Slavery was most difficult for war captives who, after being captured, could be sold. They could also be sacrificed at a religious ceremony or festival. For example, slaves were selected to be ixiptla, which is a representation of a god. They believed that the god would, in turn, represent a force of celestial natures such as the wind or the moon, and that sacrificing the slave would satisfy the god, who would then bring good fortune to the people. And, in the event of a nobleman's death, slaves could be killed, and buried with him, to assist him in the underworld, as they assisted him in life. The body parts of sacrificed slaves could be taken home and eaten with maize and salt as an extension of their sacrifice.
A way for slaves to get their freedom was by running outside the walls, at the marketplace and stepping on a piece of human excrement, then presenting their case to the judges, asking for freedom. If granted, the slaves would then be washed, given new clothes (not owned by the master), and declared free.
Aztec slave trade
Slaves were also frequent faces in the market of Tenochtitlan where they could be sold along with food, cloth, and handmade goods. However, the cities with the most well-known slave markets were Azcapotzalco and Itzocan.
Usually, only wealthy men, or nobles, could often afford slaves. Slaves could be bought for 30 cotton garments called "quachtli." Slaves who could entertain their masters with a talent, such as by singing or dancing, were more expensive, and could cost upwards of 25 percent more.
Orozco y Berra reports that a master could not sell a slave without the slave's consent, unless the slave had been classified as incorrigible by an authority. Incorrigibility could be determined on the basis of repeated laziness, attempts to run away, or general bad conduct. Incorrigible slaves were made to wear a wooden collar, affixed by rings at the back. The collar was not merely a symbol of bad conduct: it was designed to make it harder to run away through a crowd or through narrow spaces.

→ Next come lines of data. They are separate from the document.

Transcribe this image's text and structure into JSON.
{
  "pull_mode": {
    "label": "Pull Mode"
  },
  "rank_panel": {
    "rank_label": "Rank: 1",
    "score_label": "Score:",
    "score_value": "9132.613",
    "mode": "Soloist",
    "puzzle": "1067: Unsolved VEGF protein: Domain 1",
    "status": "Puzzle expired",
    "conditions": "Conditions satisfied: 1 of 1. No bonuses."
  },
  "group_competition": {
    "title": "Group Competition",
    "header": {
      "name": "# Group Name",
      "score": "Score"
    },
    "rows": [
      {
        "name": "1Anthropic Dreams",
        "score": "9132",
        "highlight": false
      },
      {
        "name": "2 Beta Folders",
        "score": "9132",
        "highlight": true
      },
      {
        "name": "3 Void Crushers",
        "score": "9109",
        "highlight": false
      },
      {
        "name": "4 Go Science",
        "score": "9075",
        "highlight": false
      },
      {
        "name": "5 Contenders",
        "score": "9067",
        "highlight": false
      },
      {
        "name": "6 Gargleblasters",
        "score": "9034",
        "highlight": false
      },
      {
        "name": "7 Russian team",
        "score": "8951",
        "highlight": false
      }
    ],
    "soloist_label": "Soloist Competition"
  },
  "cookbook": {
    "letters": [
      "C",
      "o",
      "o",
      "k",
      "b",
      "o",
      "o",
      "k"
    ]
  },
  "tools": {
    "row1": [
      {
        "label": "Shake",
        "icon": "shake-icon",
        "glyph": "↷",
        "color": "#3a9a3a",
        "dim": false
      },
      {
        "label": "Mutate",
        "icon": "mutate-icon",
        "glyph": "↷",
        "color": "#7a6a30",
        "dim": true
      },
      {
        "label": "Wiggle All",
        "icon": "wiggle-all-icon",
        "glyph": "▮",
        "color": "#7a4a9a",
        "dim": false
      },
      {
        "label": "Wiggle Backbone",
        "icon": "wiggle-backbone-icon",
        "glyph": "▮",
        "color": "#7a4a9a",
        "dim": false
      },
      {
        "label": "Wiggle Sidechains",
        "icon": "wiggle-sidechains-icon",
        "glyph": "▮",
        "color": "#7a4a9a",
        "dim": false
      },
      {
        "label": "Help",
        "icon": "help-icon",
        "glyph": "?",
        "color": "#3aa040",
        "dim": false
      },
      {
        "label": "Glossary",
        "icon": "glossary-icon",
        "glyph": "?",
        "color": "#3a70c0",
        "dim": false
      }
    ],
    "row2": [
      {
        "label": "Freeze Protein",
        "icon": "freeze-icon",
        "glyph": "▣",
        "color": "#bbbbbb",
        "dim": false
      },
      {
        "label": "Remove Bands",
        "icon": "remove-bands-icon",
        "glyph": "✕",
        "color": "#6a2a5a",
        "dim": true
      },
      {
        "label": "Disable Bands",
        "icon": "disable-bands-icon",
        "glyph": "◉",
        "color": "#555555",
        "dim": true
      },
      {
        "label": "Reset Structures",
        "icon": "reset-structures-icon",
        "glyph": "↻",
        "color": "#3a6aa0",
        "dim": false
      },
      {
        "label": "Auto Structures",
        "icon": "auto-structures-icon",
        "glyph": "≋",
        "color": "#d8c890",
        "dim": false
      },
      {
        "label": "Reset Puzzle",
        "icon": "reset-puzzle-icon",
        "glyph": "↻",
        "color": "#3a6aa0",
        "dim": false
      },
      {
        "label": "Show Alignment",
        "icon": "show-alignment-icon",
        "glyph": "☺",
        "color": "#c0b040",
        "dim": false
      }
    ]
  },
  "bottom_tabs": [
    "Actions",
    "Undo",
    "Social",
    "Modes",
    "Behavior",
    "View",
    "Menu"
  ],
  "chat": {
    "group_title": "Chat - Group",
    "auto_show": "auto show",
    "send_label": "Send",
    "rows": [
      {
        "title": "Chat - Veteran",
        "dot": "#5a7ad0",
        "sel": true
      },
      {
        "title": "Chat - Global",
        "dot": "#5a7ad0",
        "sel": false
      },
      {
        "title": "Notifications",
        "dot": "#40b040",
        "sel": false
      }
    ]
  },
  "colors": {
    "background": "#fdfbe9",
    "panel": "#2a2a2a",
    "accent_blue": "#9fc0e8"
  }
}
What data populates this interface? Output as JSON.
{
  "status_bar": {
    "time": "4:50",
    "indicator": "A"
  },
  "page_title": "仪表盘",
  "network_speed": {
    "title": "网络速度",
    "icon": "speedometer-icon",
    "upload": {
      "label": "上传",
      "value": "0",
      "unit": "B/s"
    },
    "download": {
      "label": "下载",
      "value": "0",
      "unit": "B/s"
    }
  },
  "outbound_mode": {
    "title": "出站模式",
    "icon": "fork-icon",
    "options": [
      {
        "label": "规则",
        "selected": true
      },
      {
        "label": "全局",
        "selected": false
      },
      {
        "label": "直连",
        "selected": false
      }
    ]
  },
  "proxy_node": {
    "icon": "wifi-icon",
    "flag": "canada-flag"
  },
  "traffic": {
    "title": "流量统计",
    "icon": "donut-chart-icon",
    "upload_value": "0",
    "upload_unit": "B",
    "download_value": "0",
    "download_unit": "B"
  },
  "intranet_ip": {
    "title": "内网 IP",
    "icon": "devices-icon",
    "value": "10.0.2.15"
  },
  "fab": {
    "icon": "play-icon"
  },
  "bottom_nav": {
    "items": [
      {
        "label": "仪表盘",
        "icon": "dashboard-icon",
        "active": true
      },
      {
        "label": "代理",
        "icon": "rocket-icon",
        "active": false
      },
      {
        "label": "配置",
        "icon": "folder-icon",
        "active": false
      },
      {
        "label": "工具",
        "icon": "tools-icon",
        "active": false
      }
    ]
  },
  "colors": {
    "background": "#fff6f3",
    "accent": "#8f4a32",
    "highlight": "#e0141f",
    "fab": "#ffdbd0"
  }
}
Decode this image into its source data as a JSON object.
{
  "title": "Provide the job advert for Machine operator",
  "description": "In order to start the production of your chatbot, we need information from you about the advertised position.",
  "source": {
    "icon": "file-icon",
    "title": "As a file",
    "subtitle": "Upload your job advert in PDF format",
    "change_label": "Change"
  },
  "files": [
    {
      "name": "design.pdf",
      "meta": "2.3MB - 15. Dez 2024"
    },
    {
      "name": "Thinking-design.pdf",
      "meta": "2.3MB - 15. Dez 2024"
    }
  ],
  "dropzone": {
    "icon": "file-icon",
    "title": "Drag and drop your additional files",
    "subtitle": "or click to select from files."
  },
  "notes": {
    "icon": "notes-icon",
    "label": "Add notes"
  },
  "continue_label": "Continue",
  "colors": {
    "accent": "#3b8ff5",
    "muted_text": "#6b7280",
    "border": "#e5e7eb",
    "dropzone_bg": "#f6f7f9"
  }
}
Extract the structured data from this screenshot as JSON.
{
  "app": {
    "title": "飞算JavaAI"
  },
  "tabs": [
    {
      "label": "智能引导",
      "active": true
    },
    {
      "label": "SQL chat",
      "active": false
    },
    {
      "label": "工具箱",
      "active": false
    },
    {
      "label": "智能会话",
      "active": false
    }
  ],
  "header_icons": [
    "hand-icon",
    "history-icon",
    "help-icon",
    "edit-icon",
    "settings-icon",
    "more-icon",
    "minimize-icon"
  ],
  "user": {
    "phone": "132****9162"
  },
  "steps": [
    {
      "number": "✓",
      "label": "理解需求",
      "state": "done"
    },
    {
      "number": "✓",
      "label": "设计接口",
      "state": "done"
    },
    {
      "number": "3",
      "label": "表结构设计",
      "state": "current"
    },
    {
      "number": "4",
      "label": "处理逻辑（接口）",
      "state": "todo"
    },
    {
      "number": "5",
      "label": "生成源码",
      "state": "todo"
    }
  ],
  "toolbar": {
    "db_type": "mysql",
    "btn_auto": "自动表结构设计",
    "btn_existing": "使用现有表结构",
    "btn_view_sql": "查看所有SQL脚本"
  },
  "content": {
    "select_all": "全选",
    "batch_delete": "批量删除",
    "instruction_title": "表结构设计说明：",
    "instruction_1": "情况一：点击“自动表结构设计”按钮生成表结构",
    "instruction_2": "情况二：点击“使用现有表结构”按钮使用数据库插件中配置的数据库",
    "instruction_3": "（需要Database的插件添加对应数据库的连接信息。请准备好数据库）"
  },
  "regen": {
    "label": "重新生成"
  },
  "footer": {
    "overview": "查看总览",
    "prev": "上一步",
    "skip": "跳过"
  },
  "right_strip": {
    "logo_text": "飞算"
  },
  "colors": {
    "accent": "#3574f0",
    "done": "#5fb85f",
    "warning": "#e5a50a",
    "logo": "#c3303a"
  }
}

When buying a collared slave, one was informed of how many times that slave had been sold. A slave who was sold three times as incorrigible could be sold to be sacrificed; those slaves commanded a premium in price. However, if a collared slave managed to present him- or herself in the royal palace or in a temple, he or she would regain liberty.
Some slaves gave up their freedom to pay off gambling debts. However, becoming a slave was a process. First, the gambler had to stand before four respected elders. They would then conduct a ceremony whereby the gambler would prefers his want (or need) to become a slave and be given, by his new owner, the price of his freedom, which was often 20 pieces of cloth and the means to live alone for a year before he began his slavery. After the gambler spent that amount, his service would be exchanged for food, shelter and clothing. Anyone could be a slave, though commoners were more likely to enter slavery voluntarily. But, because slaves were looked down upon, it was usually the last option one took to pay off a debt. Beside gamblers, selling oneself into slavery was often a fate for aging courtesans or prostitutes, known among the Mexica as "ahuini".
Superstitions and slavery
- Agurilar-Moreno, Manuel (2006). Handbook to Life in the Aztec World. California State University, Los Angeles.
- Manuel Orozco y Berra (1816). La Civilización Azteca. Cien de México.
- Smith, Dr. Michael E. (2006). Aztec Culture. Arizona State University.
- Thomas Ward “Expanding Ethnicity in Sixteenth-Century Anahuac: Ideologies of Ethnicity and Gender in the Nation-Building Process.” MLN 116.2 (March 2001): 419-452.